This is despite the fact that the ten fishing vessels dispatched to hunt down the man-eater have yet to set eyes on the predator.
Local authorities have pointed out that increased patrols near popular beaches can virtually guarantee bathers’ safety.
Two shark attacks last week saw one victim lose both of his forearms trying to protect his wife from attack while in another incident a 16-year-old diver’s leg was lacerated.
Dangerous sharks do not usually go that far north in the Sea of Japan. Scientists believe the predator was a great white shark – a man-eater – and are trying to work out what it was doing here.
“This type of shark rarely comes to our waters. It’s a species that lives in the tropical and subtropical waters of the ocean, but with global warming they are now starting to move more to the north,” Alexander Sokolovsky, a leading expert at the Institute of Marine Biology, explained.

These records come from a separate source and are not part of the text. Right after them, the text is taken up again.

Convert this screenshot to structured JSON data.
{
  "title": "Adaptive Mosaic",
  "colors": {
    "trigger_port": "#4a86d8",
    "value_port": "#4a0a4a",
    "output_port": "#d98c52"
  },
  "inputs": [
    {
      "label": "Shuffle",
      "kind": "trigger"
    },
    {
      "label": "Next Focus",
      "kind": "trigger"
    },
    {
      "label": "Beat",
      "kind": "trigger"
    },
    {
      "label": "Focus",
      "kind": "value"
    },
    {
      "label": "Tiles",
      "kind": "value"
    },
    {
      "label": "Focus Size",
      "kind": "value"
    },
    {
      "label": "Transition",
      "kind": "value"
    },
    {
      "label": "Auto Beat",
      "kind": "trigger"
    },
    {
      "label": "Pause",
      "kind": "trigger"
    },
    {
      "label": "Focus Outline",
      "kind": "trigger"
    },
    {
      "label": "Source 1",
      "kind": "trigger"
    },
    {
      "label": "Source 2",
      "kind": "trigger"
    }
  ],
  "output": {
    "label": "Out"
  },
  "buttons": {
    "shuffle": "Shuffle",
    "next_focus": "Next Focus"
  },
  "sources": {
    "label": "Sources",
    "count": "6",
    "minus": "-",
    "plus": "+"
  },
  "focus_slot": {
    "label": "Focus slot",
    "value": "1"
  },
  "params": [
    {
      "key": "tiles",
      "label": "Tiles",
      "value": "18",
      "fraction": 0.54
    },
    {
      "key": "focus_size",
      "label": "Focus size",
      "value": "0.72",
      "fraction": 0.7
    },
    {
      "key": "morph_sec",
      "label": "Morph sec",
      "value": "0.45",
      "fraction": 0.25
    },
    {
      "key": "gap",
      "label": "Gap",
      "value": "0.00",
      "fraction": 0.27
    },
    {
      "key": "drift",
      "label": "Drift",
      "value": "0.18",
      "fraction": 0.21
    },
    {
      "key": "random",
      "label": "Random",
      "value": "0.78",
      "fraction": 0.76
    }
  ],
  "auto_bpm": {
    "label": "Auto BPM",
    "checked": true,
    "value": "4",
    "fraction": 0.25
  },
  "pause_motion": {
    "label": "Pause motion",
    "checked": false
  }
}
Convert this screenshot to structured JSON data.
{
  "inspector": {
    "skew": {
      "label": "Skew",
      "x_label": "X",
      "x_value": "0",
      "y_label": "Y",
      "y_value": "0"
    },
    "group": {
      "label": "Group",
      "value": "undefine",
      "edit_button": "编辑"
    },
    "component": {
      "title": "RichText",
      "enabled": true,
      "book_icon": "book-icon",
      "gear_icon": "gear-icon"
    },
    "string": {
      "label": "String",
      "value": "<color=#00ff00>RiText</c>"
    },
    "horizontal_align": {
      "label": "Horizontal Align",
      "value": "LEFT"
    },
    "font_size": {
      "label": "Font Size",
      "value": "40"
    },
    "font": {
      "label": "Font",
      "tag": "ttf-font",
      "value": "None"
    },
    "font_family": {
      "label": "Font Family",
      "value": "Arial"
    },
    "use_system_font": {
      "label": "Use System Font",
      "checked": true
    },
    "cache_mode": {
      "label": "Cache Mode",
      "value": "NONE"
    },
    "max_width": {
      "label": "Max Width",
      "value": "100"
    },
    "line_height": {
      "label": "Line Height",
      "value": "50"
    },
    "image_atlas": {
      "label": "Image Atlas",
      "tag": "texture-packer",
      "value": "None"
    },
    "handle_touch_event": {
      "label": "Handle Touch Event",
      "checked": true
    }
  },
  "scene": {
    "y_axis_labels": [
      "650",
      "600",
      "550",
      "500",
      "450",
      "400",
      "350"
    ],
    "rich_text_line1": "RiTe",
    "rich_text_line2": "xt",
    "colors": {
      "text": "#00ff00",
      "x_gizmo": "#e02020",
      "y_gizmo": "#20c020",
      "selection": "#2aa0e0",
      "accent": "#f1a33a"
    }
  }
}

Out of roughly 360 species of sharks, just over 30 are known to be dangerous to humans. The rest are either too small or live in deep waters, but most experts agree that any shark over 1.2 meters and with sharp enough teeth can cause serious injuries, especially if there is food or blood in the water.